It's called the blues, but Taj Mahal and Keb' Mo' are feeling nothing but joy. The two musicians have been writing and performing music a long time, but never together -- until now. Jeffrey Brown sits down with the two music legends to discuss their collaboration and the future of the blues.
JEFFREY BROWN: The Chautauqua Auditorium in Boulder, Colorado recently, at the start of a new tour by two musicians who’ve been doing this a long time, but never together.
And while it’s called the blues, 75-year-old Taj Mahal and 65-year-old Keb’ Mo’ are feeling nothing but joy.
TAJ MAHAL: That’s what we like about music. That’s why we do music, to share the fun. Life brings a lot of strife. In the digital age, it’s even more intense. And a lot of people don’t know how to get loose of it. So, our job as musicians is to help them get loose and have a good time and feel good about themselves.
JEFFREY BROWN: Born Henry Saint Clair Fredericks, Taj Mahal is a living legend in the world of roots and blues music, a singer-songwriter who plays many instruments and draws from many musical influences.
Kevin Moore, Keb’ Mo”s given name, spent many years in various R&B, rock, and pop bands, until he went out on his own in the early 1990s and focused on his first love, the blues, gaining renown as a master guitarist, singer, and songwriter.

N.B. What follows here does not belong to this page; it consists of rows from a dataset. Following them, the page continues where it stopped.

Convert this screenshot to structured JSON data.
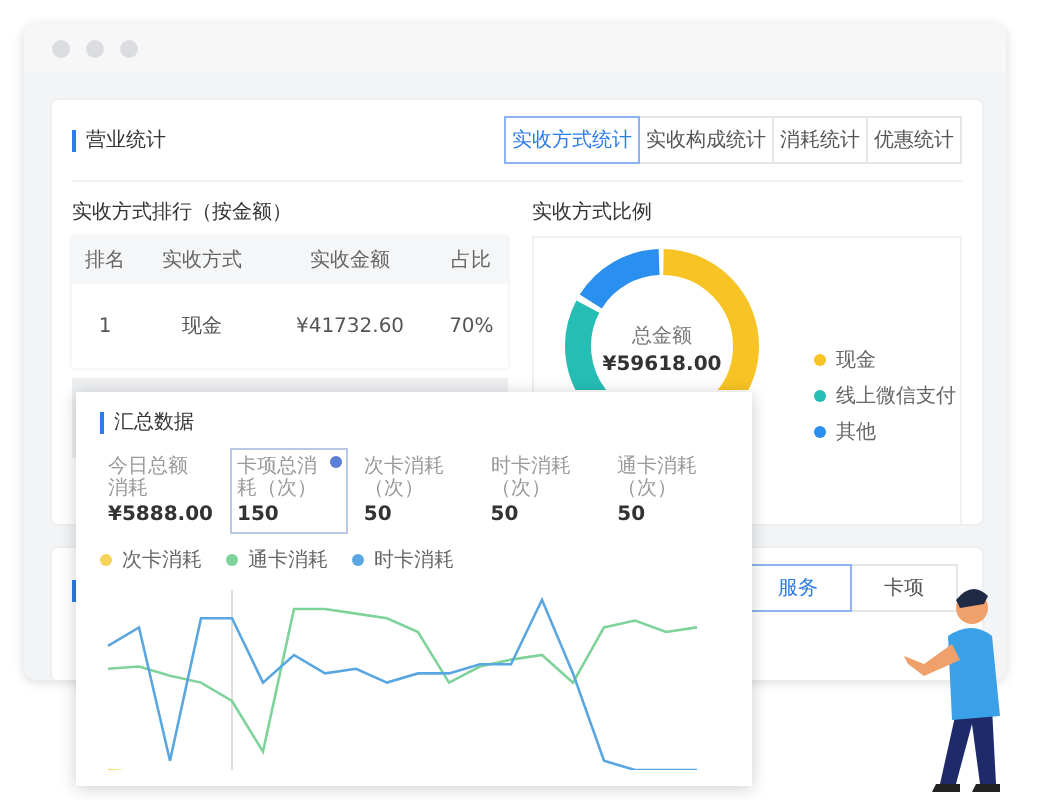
{
  "sales_panel": {
    "title": "营业统计",
    "tabs": [
      {
        "label": "实收方式统计",
        "selected": true
      },
      {
        "label": "实收构成统计",
        "selected": false
      },
      {
        "label": "消耗统计",
        "selected": false
      },
      {
        "label": "优惠统计",
        "selected": false
      }
    ]
  },
  "ranking": {
    "title": "实收方式排行（按金额）",
    "columns": [
      "排名",
      "实收方式",
      "实收金额",
      "占比"
    ],
    "rows": [
      [
        "1",
        "现金",
        "¥41732.60",
        "70%"
      ]
    ]
  },
  "ratio": {
    "title": "实收方式比例",
    "center_label": "总金额",
    "center_value": "¥59618.00",
    "legend": [
      {
        "label": "现金",
        "color": "#f7c325"
      },
      {
        "label": "线上微信支付",
        "color": "#26bdb5"
      },
      {
        "label": "其他",
        "color": "#2b8ff0"
      }
    ]
  },
  "second_panel": {
    "tabs": [
      {
        "label": "服务",
        "selected": true
      },
      {
        "label": "卡项",
        "selected": false
      }
    ]
  },
  "summary": {
    "title": "汇总数据",
    "stats": [
      {
        "label": "今日总额消耗",
        "value": "¥5888.00",
        "selected": false,
        "info": false
      },
      {
        "label": "卡项总消耗（次）",
        "value": "150",
        "selected": true,
        "info": true
      },
      {
        "label": "次卡消耗（次）",
        "value": "50",
        "selected": false,
        "info": false
      },
      {
        "label": "时卡消耗（次）",
        "value": "50",
        "selected": false,
        "info": false
      },
      {
        "label": "通卡消耗（次）",
        "value": "50",
        "selected": false,
        "info": false
      }
    ],
    "legend": [
      {
        "label": "次卡消耗",
        "color": "#f7d35a"
      },
      {
        "label": "通卡消耗",
        "color": "#7fd39a"
      },
      {
        "label": "时卡消耗",
        "color": "#5aa6e0"
      }
    ]
  }
}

KEB’ MO’: It was like a missing piece that made everything relevant. So, what I did was, I took all of those things that I had been doing before, those experiences, took the blues and wrapped it in there.
And what came out was Keb’ Mo’.
JEFFREY BROWN: Now, together, they are TajMo, the name of their new album, which features several songs they co-wrote, including “Don’t Leave Me Here.” On “Take a Giant Step,” one of Taj Mahal’s earlier songs, they were joined on stage by his daughters. And then there was the more raw acoustic duet of “Diving Duck Blues,” a song that Taj Mahal first recorded on his debut album back in 1968. I have heard you for a long time, blues, folk, world music, I mean, different kinds of elements, different kind of influences.
TAJ MAHAL: My grandparents come from the Caribbean. I grew up listening to Caribbean music, as much as I listened to the Southern gospel. My dad liked bebop. We had bebop and jazz, and jump blues, you know, and spirituals, and classical music, opera, everything, you know? So, it’s like it didn’t hurt me because I heard all those things. It didn’t take away from — if I heard a real deep blues song, I don’t care how much ragtime I listen to, that song’s going to get me. It’s going to get somebody else too, if they get a chance to hear it.
KEB’ MO’: It’s a beautiful — the beauty in it is just so deep. When I heard the old Muddy Waters stuff, but, wait a minute, now, that’s what it is. I could feel the slave ship coming over the ocean.
TAJ MAHAL: Yes.
KEB’ MO’: I could feel the Jim Crow, the cotton-picking. I could feel the sense of pride welling up in a man out of his own circumstances, that he had to rise up out of a challenging circumstance of Jim Crow and slavery and stuff.
I hear all of that. And that resonates universally
JEFFREY BROWN: But what you two have managed to do is make a life of this, right, without worrying about the commercialism?
KEB’ MO’: Yes, commercialism. There’s something working in life and in the universe in the bigger picture that has nothing to do with commerce and money.
And, for me, I found that after 20 years going after money, that the faster I ran after money, the faster the money ran.
JEFFREY BROWN: Right. That sounds like a blues song.
TAJ MAHAL: Yes, yes, the faster I run after the money …
KEB’ MO’: And so I finally just got out of breath and stopped — stopped running.
JEFFREY BROWN: And, of course, neither of them has stopped playing. Together, the sound they’re creating is both upbeat and uplifting.
TAJ MAHAL: Did we know what it was going to sound like at this point? No. But we knew that it was going to be something good. Yes, we knew it was going to be something good. I mean, it could have gone the other way too. I could have said, Moore, get out of here.
KEB’ MO’: That’s what I thought might happen.
JEFFREY BROWN: As always, there’s the question of how long the blues will live on and who will take up the mantle. Taj Mahal and Keb’ Mo’ are supremely confident the music will take care of itself.
KEB’ MO’: Taking on the blues is a big responsibility. So I understand why people would be concerned. But the music and riches is about happiness. The blues will be fine.
TAJ MAHAL: Disciples? We have got plenty of them.